Madrid Average Monthly Temperatures and Rainy Days
Santander Average Monthly Temperatures and Rainy Days
The official language of Spain is Spanish, sometimes called Castilian, which is spoken by 99% of Spaniards as a first or second language. Those who do not have Spanish as a mother tongue tend to talk in Basque, Catalan, or Galician.
Basque is a co-official language spoken mainly in the Basque Country, located in the northeast of Spain, and home to the city of Bilbao. Most Catalan speakers reside in the Balearic Islands, an archipelago off the south coast of Spain. It is a recognised language, but not official. Lastly is Galician, which is another co-official language of Spain. Galicia is located above Portugal, so it is unsurprising that Galician has Portuguese influences.
Despite having a strong expat population, outside of expat communities and tourist areas, everybody speaks Spanish. It is best, at first, to learn some key phrases as a mark of respect. Most expats find that the Spanish language comes to them naturally over time.
|British Phrase||Spanish Phrase|
|How are you?||Como estas?|
|I am fine, thank you||Estoy bien gracia|
Places to Visit in Spain
Whatever your heart desires, Spain has it. Whether you want to experience idyllic coastal retreats, contemporary cities, or Spain’s varied past, expats and visitors are spoilt for choice. With influences from Portugal and France, as well as having its own unique spin on life, Spain is more diverse than the stereotype many place on it.
It may not be the capital of Spain, but Barcelona is one of the most-visited cities in Europe. The sandy beaches set against the unique architecture are a sight like no other. Some of Barcelona’s architectural treasures date back over 2000 years, with artists such as Picasso and Salvador Dali having been inspired by the city.
Ancient Seville’s history can be seen in the Roman ruins, medieval engravings, and colonial architecture that bequeaths the city.
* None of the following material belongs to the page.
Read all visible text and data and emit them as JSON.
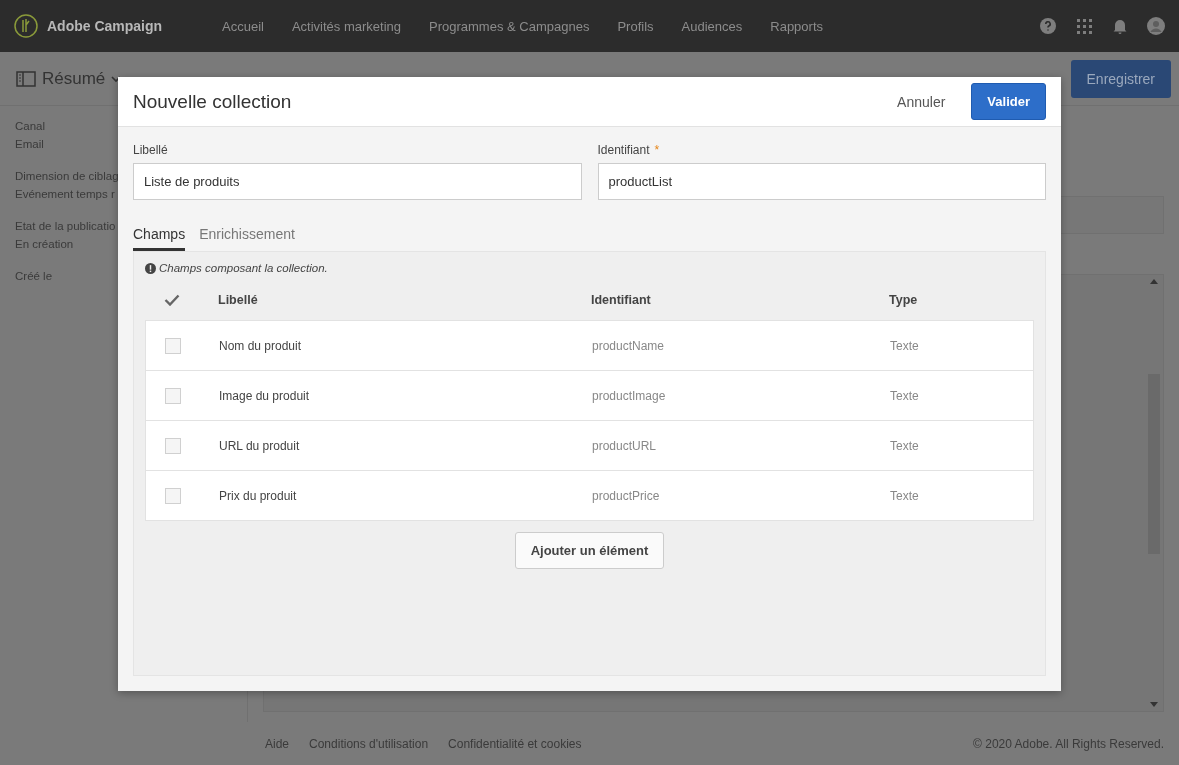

Seville’s Triana neighbourhood is famed for its flamenco dancing. Visitors can enjoy an evening watching the dances in many of the local bars and restaurants.
Located on the Bay is Biscay, on Spain’s northern coast, is the seaside city of San Sebastian. Like Madrid, it is famed for its food, with countless restaurants boasting Michelin stars. Although San Sebastian is very much a modern city, the beaches and Cantabrian Mountains in the distance provide those who live there with an escape from the hustle and bustle.
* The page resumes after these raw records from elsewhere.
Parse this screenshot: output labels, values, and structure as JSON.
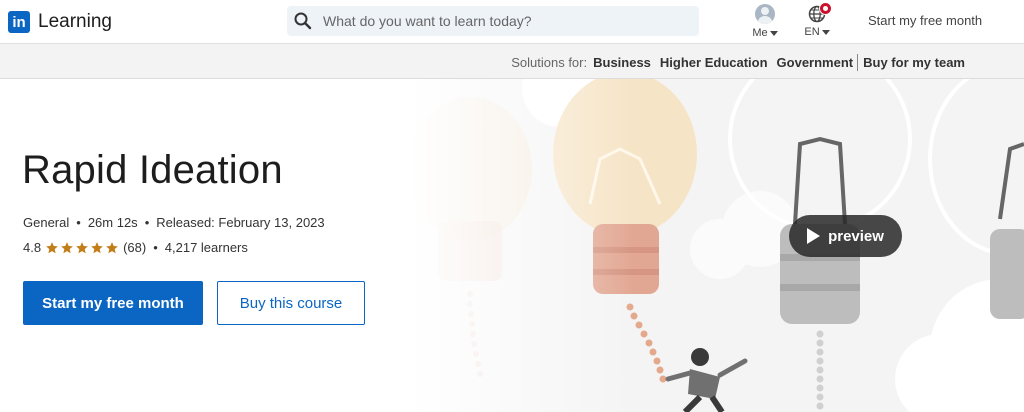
{
  "brand": {
    "logo_mark": "in",
    "name": "Learning",
    "color": "#0a66c2"
  },
  "search": {
    "placeholder": "What do you want to learn today?",
    "value": "",
    "icon": "search-icon"
  },
  "nav": {
    "me_label": "Me",
    "lang_label": "EN",
    "cta_label": "Start my free month"
  },
  "solutions": {
    "label": "Solutions for:",
    "links": [
      "Business",
      "Higher Education",
      "Government",
      "Buy for my team"
    ]
  },
  "course": {
    "title": "Rapid Ideation",
    "level": "General",
    "duration": "26m 12s",
    "released": "Released: February 13, 2023",
    "rating": "4.8",
    "rating_stars": 4.8,
    "rating_count": "(68)",
    "learners": "4,217 learners",
    "dot": "•",
    "primary_cta": "Start my free month",
    "secondary_cta": "Buy this course",
    "preview_label": "preview"
  },
  "colors": {
    "accent": "#0a66c2",
    "star": "#c37d16",
    "badge": "#cb112d"
  }
}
In a world where religion can cause so much segregation, Toldeo comes as a breath of fresh air. The city sits atop a gorge overlooking the Rio Tajo. Christian, Muslim, and Jewish people coexisted peacefully here in the Middle Ages. Known as the ‘City of Three Cultures’ due to this, the streets are lined with mosques, synagogues, and churches.
The arts and fine-dining feature heavily in the lives of those who call Spain’s capital home. It is championed as one of the most exciting culinary hotspots in Europe and many nights are spent dancing until dawn after a delicious meal.
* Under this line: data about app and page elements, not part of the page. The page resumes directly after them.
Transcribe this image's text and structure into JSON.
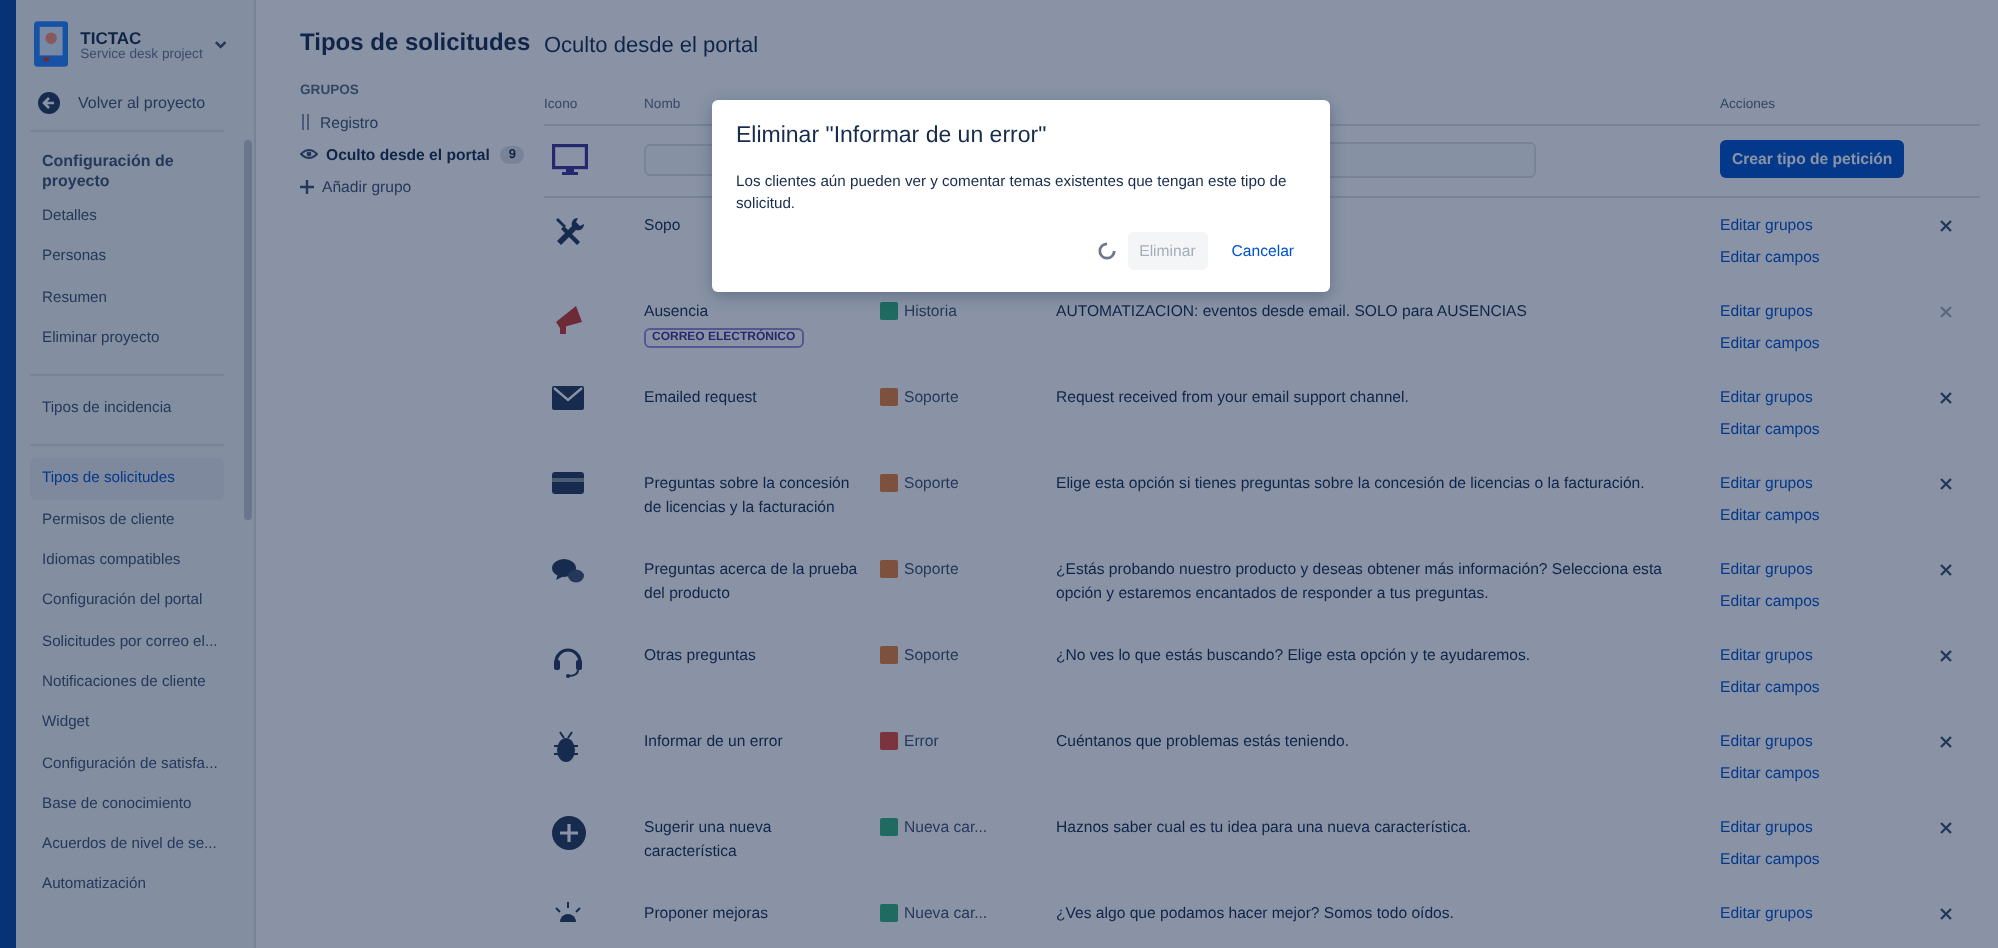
{
  "sidebar": {
    "project": {
      "name": "TICTAC",
      "type": "Service desk project"
    },
    "back_link": "Volver al proyecto",
    "sections": [
      {
        "heading": "Configuración de proyecto",
        "items": [
          {
            "label": "Detalles",
            "selected": false
          },
          {
            "label": "Personas",
            "selected": false
          },
          {
            "label": "Resumen",
            "selected": false
          },
          {
            "label": "Eliminar proyecto",
            "selected": false
          }
        ]
      },
      {
        "items": [
          {
            "label": "Tipos de incidencia",
            "selected": false
          }
        ]
      },
      {
        "items": [
          {
            "label": "Tipos de solicitudes",
            "selected": true
          },
          {
            "label": "Permisos de cliente",
            "selected": false
          },
          {
            "label": "Idiomas compatibles",
            "selected": false
          },
          {
            "label": "Configuración del portal",
            "selected": false
          },
          {
            "label": "Solicitudes por correo el...",
            "selected": false
          },
          {
            "label": "Notificaciones de cliente",
            "selected": false
          },
          {
            "label": "Widget",
            "selected": false
          },
          {
            "label": "Configuración de satisfa...",
            "selected": false
          },
          {
            "label": "Base de conocimiento",
            "selected": false
          },
          {
            "label": "Acuerdos de nivel de se...",
            "selected": false
          },
          {
            "label": "Automatización",
            "selected": false
          }
        ]
      }
    ]
  },
  "page_title": "Tipos de solicitudes",
  "groups": {
    "heading": "GRUPOS",
    "items": [
      {
        "label": "Registro",
        "kind": "drag",
        "selected": false
      },
      {
        "label": "Oculto desde el portal",
        "kind": "hidden",
        "count": "9",
        "selected": true
      }
    ],
    "add_label": "Añadir grupo"
  },
  "group_title": "Oculto desde el portal",
  "table": {
    "columns": {
      "icon": "Icono",
      "name": "Nomb",
      "actions": "Acciones"
    },
    "create_button": "Crear tipo de petición",
    "rows": [
      {
        "kind": "tools",
        "name": "Sopo",
        "actions": [
          "Editar grupos",
          "Editar campos"
        ],
        "deletable": true
      },
      {
        "kind": "megaphone",
        "name": "Ausencia",
        "tag": "CORREO ELECTRÓNICO",
        "type": {
          "kind": "story",
          "label": "Historia"
        },
        "description": "AUTOMATIZACION: eventos desde email. SOLO para AUSENCIAS",
        "actions": [
          "Editar grupos",
          "Editar campos"
        ],
        "deletable": false
      },
      {
        "kind": "mail",
        "name": "Emailed request",
        "type": {
          "kind": "support",
          "label": "Soporte"
        },
        "description": "Request received from your email support channel.",
        "actions": [
          "Editar grupos",
          "Editar campos"
        ],
        "deletable": true
      },
      {
        "kind": "card",
        "name": "Preguntas sobre la concesión de licencias y la facturación",
        "type": {
          "kind": "support",
          "label": "Soporte"
        },
        "description": "Elige esta opción si tienes preguntas sobre la concesión de licencias o la facturación.",
        "actions": [
          "Editar grupos",
          "Editar campos"
        ],
        "deletable": true
      },
      {
        "kind": "chat",
        "name": "Preguntas acerca de la prueba del producto",
        "type": {
          "kind": "support",
          "label": "Soporte"
        },
        "description": "¿Estás probando nuestro producto y deseas obtener más información? Selecciona esta opción y estaremos encantados de responder a tus preguntas.",
        "actions": [
          "Editar grupos",
          "Editar campos"
        ],
        "deletable": true
      },
      {
        "kind": "headset",
        "name": "Otras preguntas",
        "type": {
          "kind": "support",
          "label": "Soporte"
        },
        "description": "¿No ves lo que estás buscando? Elige esta opción y te ayudaremos.",
        "actions": [
          "Editar grupos",
          "Editar campos"
        ],
        "deletable": true
      },
      {
        "kind": "bug",
        "name": "Informar de un error",
        "type": {
          "kind": "bug",
          "label": "Error"
        },
        "description": "Cuéntanos que problemas estás teniendo.",
        "actions": [
          "Editar grupos",
          "Editar campos"
        ],
        "deletable": true
      },
      {
        "kind": "plus",
        "name": "Sugerir una nueva característica",
        "type": {
          "kind": "feature",
          "label": "Nueva car..."
        },
        "description": "Haznos saber cual es tu idea para una nueva característica.",
        "actions": [
          "Editar grupos",
          "Editar campos"
        ],
        "deletable": true
      },
      {
        "kind": "bulb",
        "name": "Proponer mejoras",
        "type": {
          "kind": "feature",
          "label": "Nueva car..."
        },
        "description": "¿Ves algo que podamos hacer mejor? Somos todo oídos.",
        "actions": [
          "Editar grupos"
        ],
        "deletable": true
      }
    ]
  },
  "modal": {
    "title": "Eliminar \"Informar de un error\"",
    "message": "Los clientes aún pueden ver y comentar temas existentes que tengan este tipo de solicitud.",
    "busy": true,
    "buttons": [
      {
        "label": "Eliminar",
        "kind": "primary",
        "disabled": true
      },
      {
        "label": "Cancelar",
        "kind": "link",
        "disabled": false
      }
    ]
  }
}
Madrid may not have the prestige of Paris or relics like Rome but its relaxed way of life and enchanting architecture make it a beautiful city in a very different way.
Moving to Spain Checklist
If you’re moving to Spain, you will need:
- Valid passport
- Money for flights and initial accommodation costs
- A monthly budget to cover accommodation, utilities, groceries
- Employment contract and offer (if you will be working)
- Proof of income or funds in bank
- Health insurance policy
- Residency/working visa application
- Clear criminal record check
- Medical certificate
- School enrolment for children
- Proof of accommodation (such as a tenancy agreement or property purchase)
- Local SIM card or mobile phone
- To learn some basic Spanish phrases
- Arrange furniture for the new home
- Arrange Wi-Fi for the new home
- Tie up loose ends at home, such as closing utility accounts and informing the tax office